Entries shown section start

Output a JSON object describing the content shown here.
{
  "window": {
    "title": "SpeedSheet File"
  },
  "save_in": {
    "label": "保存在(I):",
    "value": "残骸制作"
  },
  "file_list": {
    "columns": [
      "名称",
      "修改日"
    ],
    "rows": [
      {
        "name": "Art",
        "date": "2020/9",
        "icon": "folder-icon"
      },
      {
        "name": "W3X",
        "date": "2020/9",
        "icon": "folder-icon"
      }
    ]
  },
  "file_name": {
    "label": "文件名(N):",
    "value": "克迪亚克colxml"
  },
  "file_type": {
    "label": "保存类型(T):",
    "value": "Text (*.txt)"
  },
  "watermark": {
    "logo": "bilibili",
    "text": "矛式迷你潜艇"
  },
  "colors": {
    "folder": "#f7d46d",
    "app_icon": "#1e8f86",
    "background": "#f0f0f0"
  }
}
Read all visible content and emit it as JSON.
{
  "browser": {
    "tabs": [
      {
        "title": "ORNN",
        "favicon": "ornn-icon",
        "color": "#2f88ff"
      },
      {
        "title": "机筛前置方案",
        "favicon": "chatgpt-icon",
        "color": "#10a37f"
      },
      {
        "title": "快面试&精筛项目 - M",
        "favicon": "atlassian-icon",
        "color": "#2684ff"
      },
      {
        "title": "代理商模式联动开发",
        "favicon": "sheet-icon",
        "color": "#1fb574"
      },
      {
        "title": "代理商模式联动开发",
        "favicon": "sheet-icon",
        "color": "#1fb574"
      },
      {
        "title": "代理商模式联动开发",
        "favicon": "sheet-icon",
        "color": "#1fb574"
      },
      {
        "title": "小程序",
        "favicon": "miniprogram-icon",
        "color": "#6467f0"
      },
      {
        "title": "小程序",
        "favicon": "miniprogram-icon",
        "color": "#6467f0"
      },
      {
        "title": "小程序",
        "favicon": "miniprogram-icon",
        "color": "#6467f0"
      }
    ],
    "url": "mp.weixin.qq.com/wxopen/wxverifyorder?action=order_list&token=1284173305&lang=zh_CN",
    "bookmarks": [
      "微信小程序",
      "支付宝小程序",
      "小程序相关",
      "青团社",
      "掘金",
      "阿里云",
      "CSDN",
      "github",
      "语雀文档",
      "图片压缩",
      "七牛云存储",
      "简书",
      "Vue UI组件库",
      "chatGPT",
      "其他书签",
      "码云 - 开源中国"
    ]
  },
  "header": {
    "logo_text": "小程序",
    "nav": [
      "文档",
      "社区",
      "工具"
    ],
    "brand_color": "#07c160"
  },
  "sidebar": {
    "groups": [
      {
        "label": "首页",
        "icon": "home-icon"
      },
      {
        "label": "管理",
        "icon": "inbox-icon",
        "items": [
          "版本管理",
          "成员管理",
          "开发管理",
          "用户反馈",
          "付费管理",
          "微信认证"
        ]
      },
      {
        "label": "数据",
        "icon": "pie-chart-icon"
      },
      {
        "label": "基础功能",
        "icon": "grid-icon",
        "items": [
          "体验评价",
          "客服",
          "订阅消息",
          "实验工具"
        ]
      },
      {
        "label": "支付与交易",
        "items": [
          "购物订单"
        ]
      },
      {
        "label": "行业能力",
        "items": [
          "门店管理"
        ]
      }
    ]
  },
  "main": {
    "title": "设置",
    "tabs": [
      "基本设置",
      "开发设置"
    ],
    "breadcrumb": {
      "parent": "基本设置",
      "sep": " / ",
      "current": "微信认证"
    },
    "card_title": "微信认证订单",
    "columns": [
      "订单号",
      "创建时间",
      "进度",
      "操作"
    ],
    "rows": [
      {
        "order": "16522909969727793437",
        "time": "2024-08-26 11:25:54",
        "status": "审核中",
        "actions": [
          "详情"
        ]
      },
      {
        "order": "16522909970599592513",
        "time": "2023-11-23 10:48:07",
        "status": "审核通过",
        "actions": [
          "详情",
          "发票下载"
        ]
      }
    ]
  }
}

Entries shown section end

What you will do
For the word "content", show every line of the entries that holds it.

Response to the exercise
Output a JSON object describing the content shown here.
Read all visible content and emit it as JSON.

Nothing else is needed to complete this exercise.